§ Assignment
Set down all of the lines below exactly as they are given.

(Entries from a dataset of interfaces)
══════════

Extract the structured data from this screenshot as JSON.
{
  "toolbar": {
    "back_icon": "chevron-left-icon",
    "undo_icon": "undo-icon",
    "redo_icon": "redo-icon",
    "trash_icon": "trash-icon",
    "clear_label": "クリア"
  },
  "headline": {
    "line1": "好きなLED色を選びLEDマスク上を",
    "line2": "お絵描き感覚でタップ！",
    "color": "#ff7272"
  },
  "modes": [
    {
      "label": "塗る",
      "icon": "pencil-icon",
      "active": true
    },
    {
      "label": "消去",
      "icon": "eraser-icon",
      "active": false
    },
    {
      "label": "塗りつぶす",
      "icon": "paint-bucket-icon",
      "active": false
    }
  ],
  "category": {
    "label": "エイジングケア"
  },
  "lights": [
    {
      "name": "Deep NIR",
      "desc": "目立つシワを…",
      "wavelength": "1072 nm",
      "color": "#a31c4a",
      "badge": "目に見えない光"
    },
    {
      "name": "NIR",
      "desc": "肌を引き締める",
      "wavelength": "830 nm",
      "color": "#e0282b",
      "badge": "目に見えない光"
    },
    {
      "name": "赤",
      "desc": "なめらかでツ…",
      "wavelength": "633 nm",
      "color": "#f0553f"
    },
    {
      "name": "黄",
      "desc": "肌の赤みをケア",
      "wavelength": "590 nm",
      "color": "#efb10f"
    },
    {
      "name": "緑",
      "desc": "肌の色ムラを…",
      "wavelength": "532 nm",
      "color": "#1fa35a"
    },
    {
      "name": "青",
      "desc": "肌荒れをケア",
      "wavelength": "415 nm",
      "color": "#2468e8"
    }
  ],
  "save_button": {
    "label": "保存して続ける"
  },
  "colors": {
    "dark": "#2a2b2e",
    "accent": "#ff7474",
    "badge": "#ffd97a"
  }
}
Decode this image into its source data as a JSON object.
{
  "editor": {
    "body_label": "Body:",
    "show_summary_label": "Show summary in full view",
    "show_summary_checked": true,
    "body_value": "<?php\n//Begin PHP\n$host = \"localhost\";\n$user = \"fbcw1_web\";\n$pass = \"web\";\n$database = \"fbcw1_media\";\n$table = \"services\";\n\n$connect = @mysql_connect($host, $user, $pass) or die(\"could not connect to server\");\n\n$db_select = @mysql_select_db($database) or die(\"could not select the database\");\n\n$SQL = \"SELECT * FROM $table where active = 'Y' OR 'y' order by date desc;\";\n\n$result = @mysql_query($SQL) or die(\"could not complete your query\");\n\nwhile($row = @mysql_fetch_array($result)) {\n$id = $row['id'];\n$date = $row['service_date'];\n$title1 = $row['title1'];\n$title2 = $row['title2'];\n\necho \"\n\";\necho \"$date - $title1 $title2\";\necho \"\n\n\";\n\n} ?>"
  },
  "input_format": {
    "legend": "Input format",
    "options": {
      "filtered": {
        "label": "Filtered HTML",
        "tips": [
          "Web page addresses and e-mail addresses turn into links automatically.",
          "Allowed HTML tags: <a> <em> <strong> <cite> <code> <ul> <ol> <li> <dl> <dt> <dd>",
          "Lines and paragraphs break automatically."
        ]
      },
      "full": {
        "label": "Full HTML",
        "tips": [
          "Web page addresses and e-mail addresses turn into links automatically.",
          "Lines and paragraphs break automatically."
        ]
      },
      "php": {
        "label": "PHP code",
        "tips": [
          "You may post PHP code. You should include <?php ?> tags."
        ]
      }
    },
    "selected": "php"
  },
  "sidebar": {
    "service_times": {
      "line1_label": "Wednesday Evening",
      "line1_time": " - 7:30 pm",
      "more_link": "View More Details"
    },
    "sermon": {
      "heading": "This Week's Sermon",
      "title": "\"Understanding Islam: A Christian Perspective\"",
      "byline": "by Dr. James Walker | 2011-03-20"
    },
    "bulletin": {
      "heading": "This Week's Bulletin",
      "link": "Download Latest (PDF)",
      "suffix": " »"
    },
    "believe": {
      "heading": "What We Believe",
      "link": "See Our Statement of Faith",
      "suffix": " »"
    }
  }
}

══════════

§ Answer section
Extract the structured data from this screenshot as JSON.
{
  "toolbar": {
    "back_icon": "chevron-left-icon",
    "undo_icon": "undo-icon",
    "redo_icon": "redo-icon",
    "trash_icon": "trash-icon",
    "clear_label": "クリア"
  },
  "headline": {
    "line1": "好きなLED色を選びLEDマスク上を",
    "line2": "お絵描き感覚でタップ！",
    "color": "#ff7272"
  },
  "modes": [
    {
      "label": "塗る",
      "icon": "pencil-icon",
      "active": true
    },
    {
      "label": "消去",
      "icon": "eraser-icon",
      "active": false
    },
    {
      "label": "塗りつぶす",
      "icon": "paint-bucket-icon",
      "active": false
    }
  ],
  "category": {
    "label": "エイジングケア"
  },
  "lights": [
    {
      "name": "Deep NIR",
      "desc": "目立つシワを…",
      "wavelength": "1072 nm",
      "color": "#a31c4a",
      "badge": "目に見えない光"
    },
    {
      "name": "NIR",
      "desc": "肌を引き締める",
      "wavelength": "830 nm",
      "color": "#e0282b",
      "badge": "目に見えない光"
    },
    {
      "name": "赤",
      "desc": "なめらかでツ…",
      "wavelength": "633 nm",
      "color": "#f0553f"
    },
    {
      "name": "黄",
      "desc": "肌の赤みをケア",
      "wavelength": "590 nm",
      "color": "#efb10f"
    },
    {
      "name": "緑",
      "desc": "肌の色ムラを…",
      "wavelength": "532 nm",
      "color": "#1fa35a"
    },
    {
      "name": "青",
      "desc": "肌荒れをケア",
      "wavelength": "415 nm",
      "color": "#2468e8"
    }
  ],
  "save_button": {
    "label": "保存して続ける"
  },
  "colors": {
    "dark": "#2a2b2e",
    "accent": "#ff7474",
    "badge": "#ffd97a"
  }
}
Decode this image into its source data as a JSON object.
{
  "editor": {
    "body_label": "Body:",
    "show_summary_label": "Show summary in full view",
    "show_summary_checked": true,
    "body_value": "<?php\n//Begin PHP\n$host = \"localhost\";\n$user = \"fbcw1_web\";\n$pass = \"web\";\n$database = \"fbcw1_media\";\n$table = \"services\";\n\n$connect = @mysql_connect($host, $user, $pass) or die(\"could not connect to server\");\n\n$db_select = @mysql_select_db($database) or die(\"could not select the database\");\n\n$SQL = \"SELECT * FROM $table where active = 'Y' OR 'y' order by date desc;\";\n\n$result = @mysql_query($SQL) or die(\"could not complete your query\");\n\nwhile($row = @mysql_fetch_array($result)) {\n$id = $row['id'];\n$date = $row['service_date'];\n$title1 = $row['title1'];\n$title2 = $row['title2'];\n\necho \"\n\";\necho \"$date - $title1 $title2\";\necho \"\n\n\";\n\n} ?>"
  },
  "input_format": {
    "legend": "Input format",
    "options": {
      "filtered": {
        "label": "Filtered HTML",
        "tips": [
          "Web page addresses and e-mail addresses turn into links automatically.",
          "Allowed HTML tags: <a> <em> <strong> <cite> <code> <ul> <ol> <li> <dl> <dt> <dd>",
          "Lines and paragraphs break automatically."
        ]
      },
      "full": {
        "label": "Full HTML",
        "tips": [
          "Web page addresses and e-mail addresses turn into links automatically.",
          "Lines and paragraphs break automatically."
        ]
      },
      "php": {
        "label": "PHP code",
        "tips": [
          "You may post PHP code. You should include <?php ?> tags."
        ]
      }
    },
    "selected": "php"
  },
  "sidebar": {
    "service_times": {
      "line1_label": "Wednesday Evening",
      "line1_time": " - 7:30 pm",
      "more_link": "View More Details"
    },
    "sermon": {
      "heading": "This Week's Sermon",
      "title": "\"Understanding Islam: A Christian Perspective\"",
      "byline": "by Dr. James Walker | 2011-03-20"
    },
    "bulletin": {
      "heading": "This Week's Bulletin",
      "link": "Download Latest (PDF)",
      "suffix": " »"
    },
    "believe": {
      "heading": "What We Believe",
      "link": "See Our Statement of Faith",
      "suffix": " »"
    }
  }
}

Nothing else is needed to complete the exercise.